Both characters could have been played by anybody and it would not have mattered. Every other member of the cast is, in fact, as dispensable as the location for the plot is disposable. Murugadoss shoots on the few available streets and neighbourhoods in Mumbai that have not been affected by ongoing construction projects, but the city barely makes a difference to the events.
The sui generis hero swallows up everybody and everything around him. Rajinikanth’s trademarks take up much of the 159-minute runtime: the cartoonish gestures accompanied by sound effects, the purposeful stride, the knowing smirk, the villainy that colours his heroics. He is even shown pumping iron, and a bared back is offered as proof of his continuing vigour and health.
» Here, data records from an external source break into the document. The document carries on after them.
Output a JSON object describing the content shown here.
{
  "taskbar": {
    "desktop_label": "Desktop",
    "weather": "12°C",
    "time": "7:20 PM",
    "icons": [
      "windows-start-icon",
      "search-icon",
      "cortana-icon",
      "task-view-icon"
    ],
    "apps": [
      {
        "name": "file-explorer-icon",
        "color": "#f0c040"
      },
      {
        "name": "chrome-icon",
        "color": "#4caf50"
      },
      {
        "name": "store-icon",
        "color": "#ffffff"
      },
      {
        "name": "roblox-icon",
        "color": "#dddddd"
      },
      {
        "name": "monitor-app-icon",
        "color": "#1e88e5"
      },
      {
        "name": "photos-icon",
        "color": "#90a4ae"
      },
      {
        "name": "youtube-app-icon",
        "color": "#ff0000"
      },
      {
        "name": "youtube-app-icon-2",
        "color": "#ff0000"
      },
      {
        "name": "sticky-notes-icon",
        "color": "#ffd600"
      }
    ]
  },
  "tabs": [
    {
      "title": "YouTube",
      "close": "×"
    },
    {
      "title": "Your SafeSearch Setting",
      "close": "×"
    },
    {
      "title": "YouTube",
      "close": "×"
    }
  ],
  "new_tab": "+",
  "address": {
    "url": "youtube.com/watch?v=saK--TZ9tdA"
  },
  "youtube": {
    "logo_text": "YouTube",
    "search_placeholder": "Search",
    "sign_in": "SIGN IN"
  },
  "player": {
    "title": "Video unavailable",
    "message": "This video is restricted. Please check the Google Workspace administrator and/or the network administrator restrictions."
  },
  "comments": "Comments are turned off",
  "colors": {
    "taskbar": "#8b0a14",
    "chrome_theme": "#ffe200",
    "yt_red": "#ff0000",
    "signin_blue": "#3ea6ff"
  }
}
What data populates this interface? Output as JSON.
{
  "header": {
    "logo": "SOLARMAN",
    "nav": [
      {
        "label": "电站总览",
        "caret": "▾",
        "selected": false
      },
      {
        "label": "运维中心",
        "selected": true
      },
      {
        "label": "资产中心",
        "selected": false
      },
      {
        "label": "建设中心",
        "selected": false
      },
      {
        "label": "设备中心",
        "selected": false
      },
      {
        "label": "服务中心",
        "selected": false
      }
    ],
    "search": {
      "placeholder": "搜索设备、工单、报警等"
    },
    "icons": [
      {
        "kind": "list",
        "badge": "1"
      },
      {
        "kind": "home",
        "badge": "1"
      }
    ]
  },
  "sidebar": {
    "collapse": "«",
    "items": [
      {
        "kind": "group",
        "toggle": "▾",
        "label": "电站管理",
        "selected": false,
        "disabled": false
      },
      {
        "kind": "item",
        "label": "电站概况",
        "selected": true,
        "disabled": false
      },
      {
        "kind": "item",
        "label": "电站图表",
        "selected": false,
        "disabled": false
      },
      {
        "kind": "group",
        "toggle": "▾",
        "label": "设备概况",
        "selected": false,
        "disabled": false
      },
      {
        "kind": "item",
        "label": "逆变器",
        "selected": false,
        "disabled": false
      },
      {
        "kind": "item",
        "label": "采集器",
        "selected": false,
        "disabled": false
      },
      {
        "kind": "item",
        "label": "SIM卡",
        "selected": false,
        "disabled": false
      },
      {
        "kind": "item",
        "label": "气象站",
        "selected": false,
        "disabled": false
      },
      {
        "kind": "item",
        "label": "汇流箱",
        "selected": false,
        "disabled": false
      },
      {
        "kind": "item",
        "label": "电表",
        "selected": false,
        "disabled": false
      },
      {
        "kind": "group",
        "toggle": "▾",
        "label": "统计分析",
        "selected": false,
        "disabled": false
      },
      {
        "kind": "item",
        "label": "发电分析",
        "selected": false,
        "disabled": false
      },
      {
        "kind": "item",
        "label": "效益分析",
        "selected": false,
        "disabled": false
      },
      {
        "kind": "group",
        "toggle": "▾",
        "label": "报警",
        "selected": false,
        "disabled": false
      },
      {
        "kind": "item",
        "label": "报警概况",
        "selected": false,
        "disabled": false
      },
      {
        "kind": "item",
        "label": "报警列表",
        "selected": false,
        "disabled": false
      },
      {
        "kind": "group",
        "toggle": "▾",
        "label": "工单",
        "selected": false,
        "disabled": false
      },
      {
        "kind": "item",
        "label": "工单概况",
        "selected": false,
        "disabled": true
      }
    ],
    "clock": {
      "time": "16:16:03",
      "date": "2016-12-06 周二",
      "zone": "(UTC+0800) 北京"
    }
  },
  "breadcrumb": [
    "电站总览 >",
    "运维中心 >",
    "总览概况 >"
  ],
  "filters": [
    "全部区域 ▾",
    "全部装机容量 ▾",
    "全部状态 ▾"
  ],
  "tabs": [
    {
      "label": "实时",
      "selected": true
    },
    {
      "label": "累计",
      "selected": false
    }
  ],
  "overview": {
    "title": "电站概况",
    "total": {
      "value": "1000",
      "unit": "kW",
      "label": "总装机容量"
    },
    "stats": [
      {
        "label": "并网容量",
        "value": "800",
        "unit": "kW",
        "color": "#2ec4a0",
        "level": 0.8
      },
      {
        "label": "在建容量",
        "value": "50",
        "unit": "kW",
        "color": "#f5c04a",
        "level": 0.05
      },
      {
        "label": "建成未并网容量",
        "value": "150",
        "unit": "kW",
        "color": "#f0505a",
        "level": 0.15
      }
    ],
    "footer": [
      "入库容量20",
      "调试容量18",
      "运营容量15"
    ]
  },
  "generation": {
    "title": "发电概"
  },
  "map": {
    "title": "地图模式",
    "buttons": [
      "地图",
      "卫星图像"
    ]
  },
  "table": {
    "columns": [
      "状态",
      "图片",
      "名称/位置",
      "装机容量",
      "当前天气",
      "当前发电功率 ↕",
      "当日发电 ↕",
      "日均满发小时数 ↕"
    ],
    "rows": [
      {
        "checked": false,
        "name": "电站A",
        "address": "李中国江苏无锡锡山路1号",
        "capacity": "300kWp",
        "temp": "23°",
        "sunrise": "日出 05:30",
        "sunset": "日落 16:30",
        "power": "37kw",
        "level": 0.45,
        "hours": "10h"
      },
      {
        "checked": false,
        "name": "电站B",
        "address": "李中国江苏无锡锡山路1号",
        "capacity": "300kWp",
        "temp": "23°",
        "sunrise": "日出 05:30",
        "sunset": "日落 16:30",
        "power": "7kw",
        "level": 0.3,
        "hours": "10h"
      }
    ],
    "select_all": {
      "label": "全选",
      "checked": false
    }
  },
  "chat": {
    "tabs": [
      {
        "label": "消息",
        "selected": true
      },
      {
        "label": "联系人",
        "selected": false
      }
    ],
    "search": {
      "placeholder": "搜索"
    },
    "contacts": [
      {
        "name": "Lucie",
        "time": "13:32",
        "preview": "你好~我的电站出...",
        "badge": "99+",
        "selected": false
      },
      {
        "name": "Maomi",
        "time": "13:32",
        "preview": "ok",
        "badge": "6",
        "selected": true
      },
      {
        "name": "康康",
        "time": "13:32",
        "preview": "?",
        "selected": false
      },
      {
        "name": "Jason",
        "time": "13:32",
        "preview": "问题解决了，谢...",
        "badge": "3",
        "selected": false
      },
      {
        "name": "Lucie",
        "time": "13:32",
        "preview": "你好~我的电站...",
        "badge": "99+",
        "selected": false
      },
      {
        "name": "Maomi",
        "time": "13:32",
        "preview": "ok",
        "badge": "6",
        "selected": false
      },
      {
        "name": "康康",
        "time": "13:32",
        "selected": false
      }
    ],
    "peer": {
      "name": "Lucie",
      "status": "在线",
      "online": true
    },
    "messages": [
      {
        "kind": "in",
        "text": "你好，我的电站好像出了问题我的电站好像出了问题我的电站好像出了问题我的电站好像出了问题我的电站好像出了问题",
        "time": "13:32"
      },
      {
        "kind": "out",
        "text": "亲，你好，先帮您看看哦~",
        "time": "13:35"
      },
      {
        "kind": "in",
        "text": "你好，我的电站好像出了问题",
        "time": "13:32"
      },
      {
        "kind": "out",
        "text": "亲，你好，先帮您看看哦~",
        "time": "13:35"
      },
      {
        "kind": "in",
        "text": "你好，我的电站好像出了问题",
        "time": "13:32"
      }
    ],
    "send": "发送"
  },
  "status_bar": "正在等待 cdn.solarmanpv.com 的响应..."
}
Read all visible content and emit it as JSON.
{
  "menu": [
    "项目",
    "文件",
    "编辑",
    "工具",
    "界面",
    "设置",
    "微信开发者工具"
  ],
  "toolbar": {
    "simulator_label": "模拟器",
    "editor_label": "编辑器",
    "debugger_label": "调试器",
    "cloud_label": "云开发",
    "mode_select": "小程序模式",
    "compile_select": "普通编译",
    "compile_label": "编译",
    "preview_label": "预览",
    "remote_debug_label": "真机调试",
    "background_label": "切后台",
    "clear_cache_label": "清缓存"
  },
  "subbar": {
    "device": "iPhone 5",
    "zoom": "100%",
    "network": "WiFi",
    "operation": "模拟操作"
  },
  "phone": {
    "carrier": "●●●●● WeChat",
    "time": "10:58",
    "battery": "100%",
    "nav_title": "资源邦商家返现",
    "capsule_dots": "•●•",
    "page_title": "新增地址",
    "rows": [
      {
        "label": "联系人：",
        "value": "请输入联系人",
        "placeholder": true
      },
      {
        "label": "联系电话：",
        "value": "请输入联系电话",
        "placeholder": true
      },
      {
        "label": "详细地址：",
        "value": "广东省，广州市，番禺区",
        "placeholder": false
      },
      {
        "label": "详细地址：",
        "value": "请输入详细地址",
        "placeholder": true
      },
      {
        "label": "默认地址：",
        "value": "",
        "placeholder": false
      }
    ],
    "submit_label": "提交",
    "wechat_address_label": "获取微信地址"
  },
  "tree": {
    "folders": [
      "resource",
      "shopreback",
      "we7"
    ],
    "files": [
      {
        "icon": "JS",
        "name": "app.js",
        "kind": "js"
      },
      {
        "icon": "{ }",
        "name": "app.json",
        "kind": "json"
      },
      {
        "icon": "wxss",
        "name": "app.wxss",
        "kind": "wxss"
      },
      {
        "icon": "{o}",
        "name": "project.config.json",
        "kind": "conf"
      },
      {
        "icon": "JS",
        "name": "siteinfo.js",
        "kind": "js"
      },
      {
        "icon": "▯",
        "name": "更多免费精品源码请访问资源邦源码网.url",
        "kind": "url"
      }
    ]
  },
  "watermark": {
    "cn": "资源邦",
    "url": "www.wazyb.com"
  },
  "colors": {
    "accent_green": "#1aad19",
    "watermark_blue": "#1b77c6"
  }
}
The packaging of mothballed material is carried out by experienced talent, including Santosh Sivan behind the camera. About the youngest thing in the movie, however, is Anirudh Ravichander’s cheerful and rousing score. It includes the chartbusting Chumma Kizhi, which adds at least one new gesture to the Rajinikanth dance moves collection. The old man lets it rip as he typically does. He is the true narcotic in this drug-and-vengeance saga, but his enthusiasm cannot animate outdated material. Sometimes, even Rajinikanth cannot.